## INPUT:
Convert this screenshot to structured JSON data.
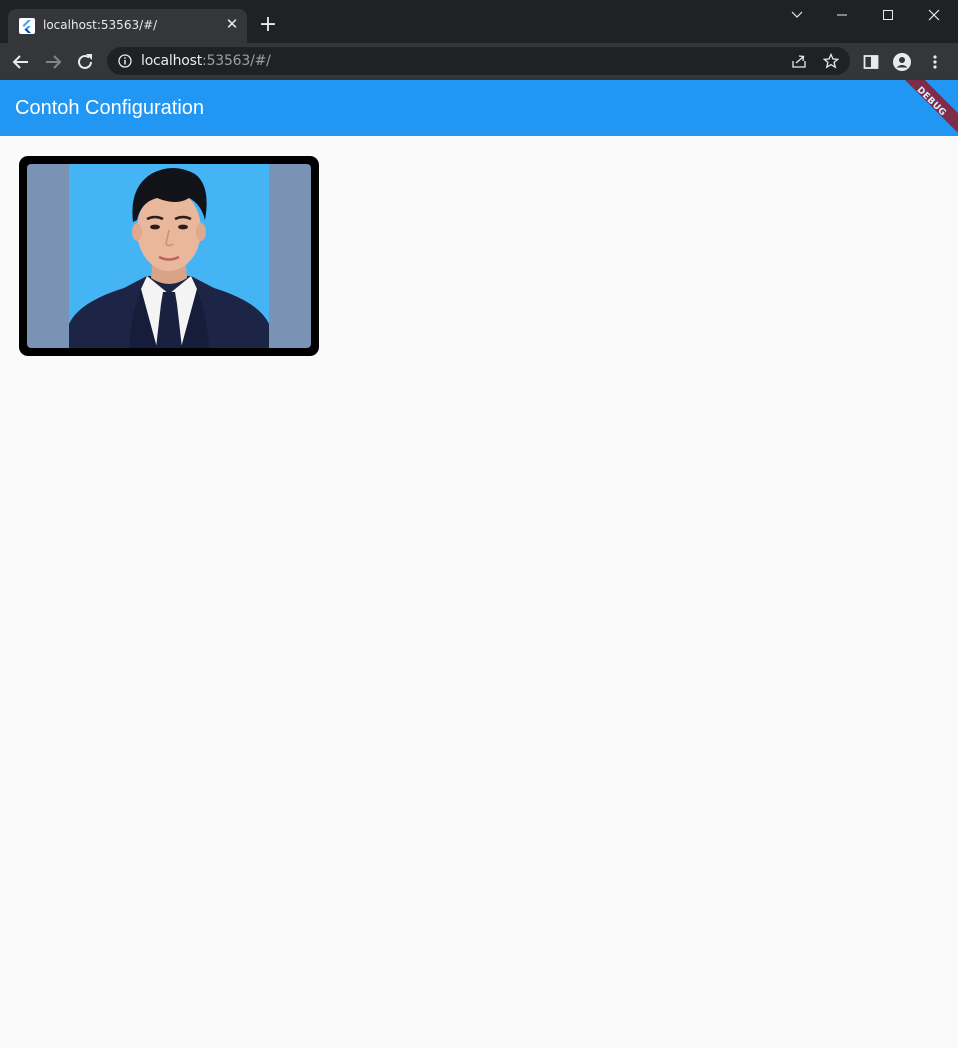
{
  "browser": {
    "tab": {
      "title": "localhost:53563/#/"
    },
    "url": {
      "host": "localhost",
      "rest": ":53563/#/"
    }
  },
  "app": {
    "title": "Contoh Configuration",
    "debug_banner": "DEBUG",
    "colors": {
      "appbar": "#2196f3",
      "background": "#fafafa",
      "card_border": "#000000",
      "photo_backdrop": "#45b4f5",
      "photo_side": "#7a93b5"
    }
  },
  "icons": [
    "flutter-favicon-icon",
    "close-icon",
    "plus-icon",
    "chevron-down-icon",
    "minimize-icon",
    "maximize-icon",
    "window-close-icon",
    "back-arrow-icon",
    "forward-arrow-icon",
    "reload-icon",
    "info-icon",
    "share-icon",
    "star-icon",
    "side-panel-icon",
    "profile-icon",
    "kebab-menu-icon"
  ]
}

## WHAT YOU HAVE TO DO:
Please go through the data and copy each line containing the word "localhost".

## ANSWER SECTION:
      "title": "localhost:53563/#/"
      "host": "localhost",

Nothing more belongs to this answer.